Psilocybe Tampanensis whose principal active compounds are psilocybin and psilocin Commonly called shrooms
magic mushrooms golden halos, cubes, or gold caps, it belongs to the fungus family Hymenogastraceae and was previously known as Stropharia cubensis. It is the most well known psilocybin mushroom due to its wide distribution and ease of cultivation.Magic Mushroom Cubensis is a very rare psychedelic mushroom in the family Hymenogastraceae.
Originally collected in the wild in a sandy meadow near Tampa, Florida, in 1977, the fungus would not be found in Florida again until 44 years later. The original Florida specimen was cloned, and descendants remain in wide circulation.
The fruit bodies (mushrooms) produced by the fungus are yellowish-brown in color with convex to conic caps up to 2.4 cm (0.9 in) in diameter atop a thin stem up to 6 cm (2.4 in) long.
Psilocybe tampanensis forms psychoactive truffle-like sclerotia that are known and sold under the nickname “philosopher’s stones”,The fruit bodies and sclerotia are consumed by some for recreational or entheogenic purposes,In nature, sclerotia are produced by the fungus as a rare form of protection from wildfires and other natural disasters.
The cap ranges in shape from convex or conic with a slight umbo, expanding in age to become flattened or with a slight central depression; it reaches diameters of 1–2.4 cm (0.4–0.9 in).
The surface is smooth, not striate (grooved), ochraceous brown to straw brown,
buff to yellowish-grey when dry, with slight bluish tones at the margin, hygrophanous, and somewhat sticky when wet.
The gills are more or less adnate (broadly attached to the stem slightly above the bottom of the gill,

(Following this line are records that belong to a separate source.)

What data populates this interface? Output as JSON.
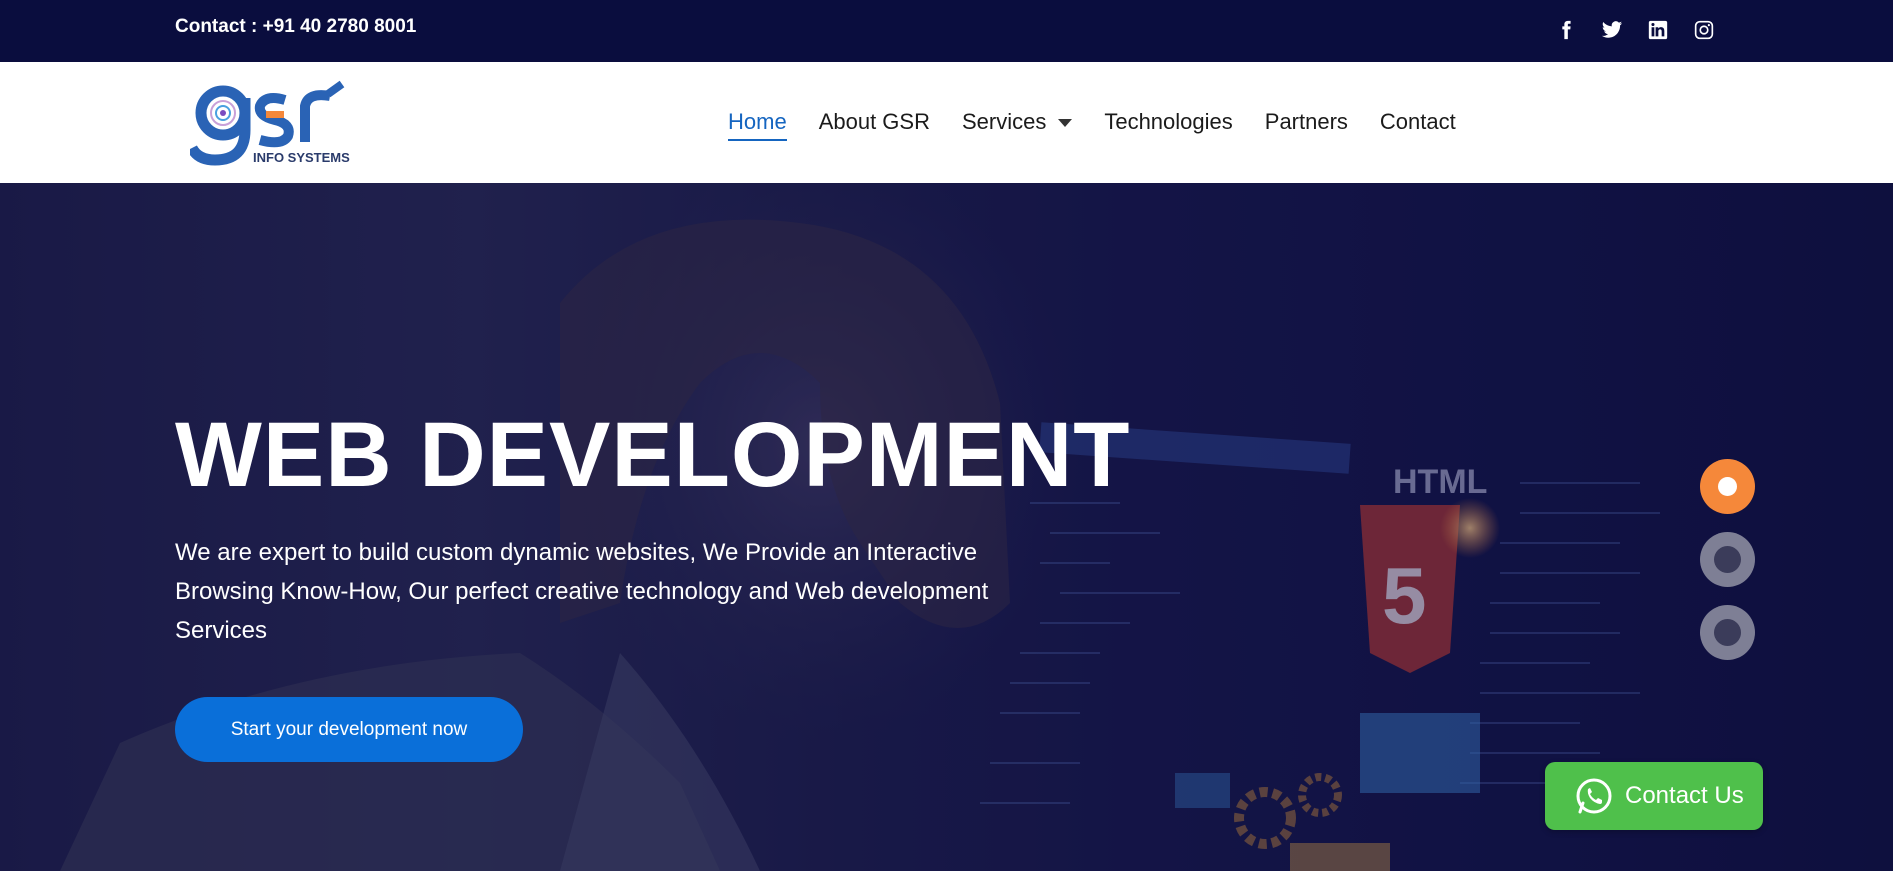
{
  "topbar": {
    "contact": "Contact : +91 40 2780 8001",
    "socials": [
      "facebook-icon",
      "twitter-icon",
      "linkedin-icon",
      "instagram-icon"
    ]
  },
  "header": {
    "logo_text": "gsr",
    "logo_sub": "INFO SYSTEMS",
    "nav": [
      {
        "label": "Home",
        "active": true
      },
      {
        "label": "About GSR"
      },
      {
        "label": "Services",
        "dropdown": true
      },
      {
        "label": "Technologies"
      },
      {
        "label": "Partners"
      },
      {
        "label": "Contact"
      }
    ]
  },
  "hero": {
    "title": "WEB DEVELOPMENT",
    "text": "We are expert to build custom dynamic websites, We Provide an Interactive Browsing Know-How, Our perfect creative technology and Web development Services",
    "cta": "Start your development now",
    "html_badge": "HTML",
    "html_num": "5",
    "slides": 3,
    "active_slide": 0
  },
  "whatsapp": {
    "label": "Contact Us"
  },
  "colors": {
    "topbar": "#0a0d3e",
    "accent": "#0a6fd9",
    "orange": "#f5883a",
    "whatsapp": "#4fc04b",
    "logo_blue": "#2a63b5"
  }
}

with most of the gill fused to the stem) and brown to dark purple brown in color with lighter edges.
The stem is 2–6 cm (0.8–2.4 in) long, 1–2 mm (0.04–0.08 in) thick,
and equal in width throughout to slightly enlarged near the base. There are fibrils near the top of the stem.
The partial veil is cortinate (cobweb-like, similar to the partial veil of Cortinarius species), and soon disappears.
The flesh is whitish to yellowish, and bruises blue when injured.
The taste and odor are slightly farinaceous (similar to freshly ground flour).
When viewed with a microscope, the spores of P. tampanensis are somewhat rhombic in face view and roughly elliptical in side view; they have dimensions of 8.8–9.9 by 8–8.8 by 5.5–6.6 μm.
Spores appear brownish-yellow when mounted in a solution of potassium hydroxide, and have a thick, smooth wall, a distinct germ pore, and a short appendage.
The basidia (spore-bearing cells) are four-spored, hyaline (translucent), and measure 14–22 by 8–10 μm.
The cheilocystidia (cystidia on the gill face) measure 16–22 by 4–9 μm, and are lageniform (flask-shaped) with flexuous thin necks that are 2.2–3 μm thick, and infrequently have irregular branches.
There are no pleurocystidia (cystidia on the gill face).